### What needs to be done
In the records that follow, find each line with "JSON" and pull it out.

### The data
• • • • • • •

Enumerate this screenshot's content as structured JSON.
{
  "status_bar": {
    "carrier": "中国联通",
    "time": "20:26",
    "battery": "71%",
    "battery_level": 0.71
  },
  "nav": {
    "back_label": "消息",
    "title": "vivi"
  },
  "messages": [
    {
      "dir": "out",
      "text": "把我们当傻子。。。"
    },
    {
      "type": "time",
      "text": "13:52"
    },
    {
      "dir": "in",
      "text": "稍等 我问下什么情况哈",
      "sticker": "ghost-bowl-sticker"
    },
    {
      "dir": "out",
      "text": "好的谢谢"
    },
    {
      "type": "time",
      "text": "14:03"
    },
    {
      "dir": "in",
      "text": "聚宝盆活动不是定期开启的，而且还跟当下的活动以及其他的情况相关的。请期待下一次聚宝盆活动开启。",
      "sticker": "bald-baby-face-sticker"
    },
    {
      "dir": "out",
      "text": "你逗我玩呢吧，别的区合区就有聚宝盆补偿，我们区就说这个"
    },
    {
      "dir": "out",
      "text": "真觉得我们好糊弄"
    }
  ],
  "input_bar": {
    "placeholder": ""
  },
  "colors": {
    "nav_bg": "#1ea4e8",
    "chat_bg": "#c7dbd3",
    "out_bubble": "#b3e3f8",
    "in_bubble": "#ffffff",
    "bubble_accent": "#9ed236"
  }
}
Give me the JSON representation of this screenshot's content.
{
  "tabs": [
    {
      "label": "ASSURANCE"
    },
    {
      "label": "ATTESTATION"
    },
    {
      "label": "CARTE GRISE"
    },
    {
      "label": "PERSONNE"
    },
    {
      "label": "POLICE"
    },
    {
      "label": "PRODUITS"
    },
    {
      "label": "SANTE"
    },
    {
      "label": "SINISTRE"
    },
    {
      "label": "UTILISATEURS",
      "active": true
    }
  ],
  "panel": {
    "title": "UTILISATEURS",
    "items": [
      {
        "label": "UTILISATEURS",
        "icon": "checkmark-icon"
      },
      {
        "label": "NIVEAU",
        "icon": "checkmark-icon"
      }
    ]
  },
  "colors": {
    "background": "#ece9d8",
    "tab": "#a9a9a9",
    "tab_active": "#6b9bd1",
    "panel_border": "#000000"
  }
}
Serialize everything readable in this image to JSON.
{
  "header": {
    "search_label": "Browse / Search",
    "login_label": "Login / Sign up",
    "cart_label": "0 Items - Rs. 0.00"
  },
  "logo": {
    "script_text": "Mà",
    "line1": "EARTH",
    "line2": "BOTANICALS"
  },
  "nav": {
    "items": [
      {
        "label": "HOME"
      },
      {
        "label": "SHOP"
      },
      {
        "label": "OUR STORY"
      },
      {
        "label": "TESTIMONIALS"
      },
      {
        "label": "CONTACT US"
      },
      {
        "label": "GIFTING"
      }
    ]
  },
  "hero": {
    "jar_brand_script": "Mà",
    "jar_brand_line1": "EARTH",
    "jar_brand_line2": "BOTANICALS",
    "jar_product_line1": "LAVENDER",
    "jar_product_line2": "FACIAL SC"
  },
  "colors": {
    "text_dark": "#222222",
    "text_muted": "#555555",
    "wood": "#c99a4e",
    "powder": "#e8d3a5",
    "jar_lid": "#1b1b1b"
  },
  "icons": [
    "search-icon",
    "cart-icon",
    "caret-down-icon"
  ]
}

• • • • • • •

### Exercise response
Enumerate this screenshot's content as structured JSON.
Give me the JSON representation of this screenshot's content.
Serialize everything readable in this image to JSON.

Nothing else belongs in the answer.